In 1953 Operation Little Switch was part of a United Nations effort to recover the remaining 12,500 allied prisoners of the Korean War. Some 100 prisoners were exchanged for 600 communist detainees at Panmunjom. A larger exchange coincided a few months later with the armistice agreement.
Prisoner exchanges were commonplace during the American Civil War up until 1864. General Ulysses S. Grant put an end to the practice after the South refused to treat captured black Union soldiers as prisoners of war. The war ended the following year.
My reading is that when prisoner swaps are agreed, they’re mostly begrudging and messy. Each side puts a gloss on the outcome. But they do indicate the presence of a willingness to negotiate in favor of combat.
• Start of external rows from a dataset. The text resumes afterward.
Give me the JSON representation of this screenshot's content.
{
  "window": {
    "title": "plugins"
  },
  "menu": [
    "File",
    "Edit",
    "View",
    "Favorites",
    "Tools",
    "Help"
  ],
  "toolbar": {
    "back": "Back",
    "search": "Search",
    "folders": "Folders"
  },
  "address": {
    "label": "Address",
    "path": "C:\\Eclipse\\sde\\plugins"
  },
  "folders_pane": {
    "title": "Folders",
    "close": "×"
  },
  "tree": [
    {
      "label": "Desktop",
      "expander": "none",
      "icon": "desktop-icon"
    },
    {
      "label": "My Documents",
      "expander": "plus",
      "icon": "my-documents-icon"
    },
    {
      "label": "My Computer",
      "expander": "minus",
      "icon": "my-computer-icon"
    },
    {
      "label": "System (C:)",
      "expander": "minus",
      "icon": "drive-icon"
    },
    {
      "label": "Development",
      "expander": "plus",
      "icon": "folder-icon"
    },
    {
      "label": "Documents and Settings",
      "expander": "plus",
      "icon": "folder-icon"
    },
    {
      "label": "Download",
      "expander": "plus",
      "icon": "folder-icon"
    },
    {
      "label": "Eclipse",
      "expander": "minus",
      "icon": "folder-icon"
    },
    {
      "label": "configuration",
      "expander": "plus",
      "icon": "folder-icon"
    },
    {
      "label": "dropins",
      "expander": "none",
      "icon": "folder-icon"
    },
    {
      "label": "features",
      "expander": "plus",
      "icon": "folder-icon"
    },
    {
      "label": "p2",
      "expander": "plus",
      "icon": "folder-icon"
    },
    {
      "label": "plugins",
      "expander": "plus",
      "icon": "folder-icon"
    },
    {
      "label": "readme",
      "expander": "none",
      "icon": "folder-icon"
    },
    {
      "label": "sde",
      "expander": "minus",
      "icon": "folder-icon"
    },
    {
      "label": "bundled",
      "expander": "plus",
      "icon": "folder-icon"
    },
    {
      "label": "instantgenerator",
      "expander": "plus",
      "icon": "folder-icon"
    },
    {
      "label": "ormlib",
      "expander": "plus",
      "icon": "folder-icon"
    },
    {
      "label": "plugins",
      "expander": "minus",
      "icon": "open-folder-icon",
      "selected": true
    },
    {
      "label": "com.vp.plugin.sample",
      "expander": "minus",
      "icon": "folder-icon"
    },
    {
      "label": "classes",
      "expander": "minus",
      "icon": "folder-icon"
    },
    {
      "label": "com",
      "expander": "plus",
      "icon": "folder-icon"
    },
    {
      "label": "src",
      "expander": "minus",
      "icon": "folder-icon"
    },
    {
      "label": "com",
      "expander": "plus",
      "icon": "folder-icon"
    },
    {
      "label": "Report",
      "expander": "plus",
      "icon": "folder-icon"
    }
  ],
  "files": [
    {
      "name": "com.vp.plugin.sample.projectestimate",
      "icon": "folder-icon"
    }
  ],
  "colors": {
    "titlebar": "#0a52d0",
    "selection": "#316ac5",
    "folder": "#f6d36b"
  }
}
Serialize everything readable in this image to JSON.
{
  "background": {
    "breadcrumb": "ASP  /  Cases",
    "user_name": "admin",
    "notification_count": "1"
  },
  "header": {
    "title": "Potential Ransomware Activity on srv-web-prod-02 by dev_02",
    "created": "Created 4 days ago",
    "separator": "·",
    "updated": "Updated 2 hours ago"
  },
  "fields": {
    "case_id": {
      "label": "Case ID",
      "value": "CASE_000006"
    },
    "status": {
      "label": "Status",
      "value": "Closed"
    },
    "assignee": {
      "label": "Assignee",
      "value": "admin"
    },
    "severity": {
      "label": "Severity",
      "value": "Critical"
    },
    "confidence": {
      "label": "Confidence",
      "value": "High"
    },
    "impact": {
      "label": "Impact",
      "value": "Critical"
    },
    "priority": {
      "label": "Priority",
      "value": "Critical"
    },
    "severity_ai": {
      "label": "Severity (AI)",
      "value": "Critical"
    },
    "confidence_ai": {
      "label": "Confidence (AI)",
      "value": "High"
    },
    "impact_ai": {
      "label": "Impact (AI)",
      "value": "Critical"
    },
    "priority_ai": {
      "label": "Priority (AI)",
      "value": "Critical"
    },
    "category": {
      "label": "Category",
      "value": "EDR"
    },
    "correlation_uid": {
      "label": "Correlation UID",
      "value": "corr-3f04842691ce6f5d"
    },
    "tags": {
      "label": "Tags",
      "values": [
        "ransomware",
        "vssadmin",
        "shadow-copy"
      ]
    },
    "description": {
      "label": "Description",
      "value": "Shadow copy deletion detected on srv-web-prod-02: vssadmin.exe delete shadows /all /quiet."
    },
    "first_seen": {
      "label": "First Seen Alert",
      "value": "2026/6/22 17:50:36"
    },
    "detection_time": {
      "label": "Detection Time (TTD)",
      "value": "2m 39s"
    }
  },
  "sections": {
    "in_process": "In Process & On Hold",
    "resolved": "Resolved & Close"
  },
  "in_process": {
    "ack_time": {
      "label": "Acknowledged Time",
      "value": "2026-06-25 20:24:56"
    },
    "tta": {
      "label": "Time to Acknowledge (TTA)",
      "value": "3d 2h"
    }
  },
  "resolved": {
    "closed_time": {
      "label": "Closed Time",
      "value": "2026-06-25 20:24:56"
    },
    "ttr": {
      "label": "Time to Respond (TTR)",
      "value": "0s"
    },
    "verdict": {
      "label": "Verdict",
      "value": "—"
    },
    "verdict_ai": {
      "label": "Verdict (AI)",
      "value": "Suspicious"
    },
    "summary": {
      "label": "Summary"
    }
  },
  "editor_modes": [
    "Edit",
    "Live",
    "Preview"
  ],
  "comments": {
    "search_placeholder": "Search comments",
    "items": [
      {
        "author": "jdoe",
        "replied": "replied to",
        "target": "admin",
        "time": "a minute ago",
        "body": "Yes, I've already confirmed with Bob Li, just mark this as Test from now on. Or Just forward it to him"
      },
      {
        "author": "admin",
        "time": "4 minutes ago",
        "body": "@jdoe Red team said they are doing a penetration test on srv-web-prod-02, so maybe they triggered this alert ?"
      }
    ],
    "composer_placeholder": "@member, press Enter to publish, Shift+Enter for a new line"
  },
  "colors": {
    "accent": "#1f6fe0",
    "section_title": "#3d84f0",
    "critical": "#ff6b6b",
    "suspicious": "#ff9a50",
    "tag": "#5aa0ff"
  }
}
At the same time as Mahmoud Abass, chairman of the Palestine Liberation Organization is seeking recognition for nationhood by the United Nations, Israel, Hamas and Egypt are bargaining.
It’s temerarious to suggest peace is about to be declared between Israel and the Palestinians. But it does indicate willingness by Hamas to veer away from intractability gingerly towards negotiation, to relieve some of the tension between the antagonists albeit through Egypt’s good offices.
Hamas has established undeniable authority over Gaza. It has weathered hostility from the EU, the US and the UK. One way or another Hamas has favored aplomb over a bomb to persuade Israel to release a large number of prisoners from Gaza.
On the street, Gazans extol a win. Egypt, too, can take comfort that its diplomats have alleviated an intractable, delicate quandary. Prime Minister Benjamin Netanyahu has yielded to Israeli popular opinion to repatriate one of their soldiers.
A comprehensive settlement in this age-old conflict is no nearer to hand.
But lessened tension and dialogue could shepherd in a next-best phase in the relationship: the beginning of an understanding.
Around the corner could be a flicker at the end of the tunnel.
Philip Whitfield is a Cairo commentator.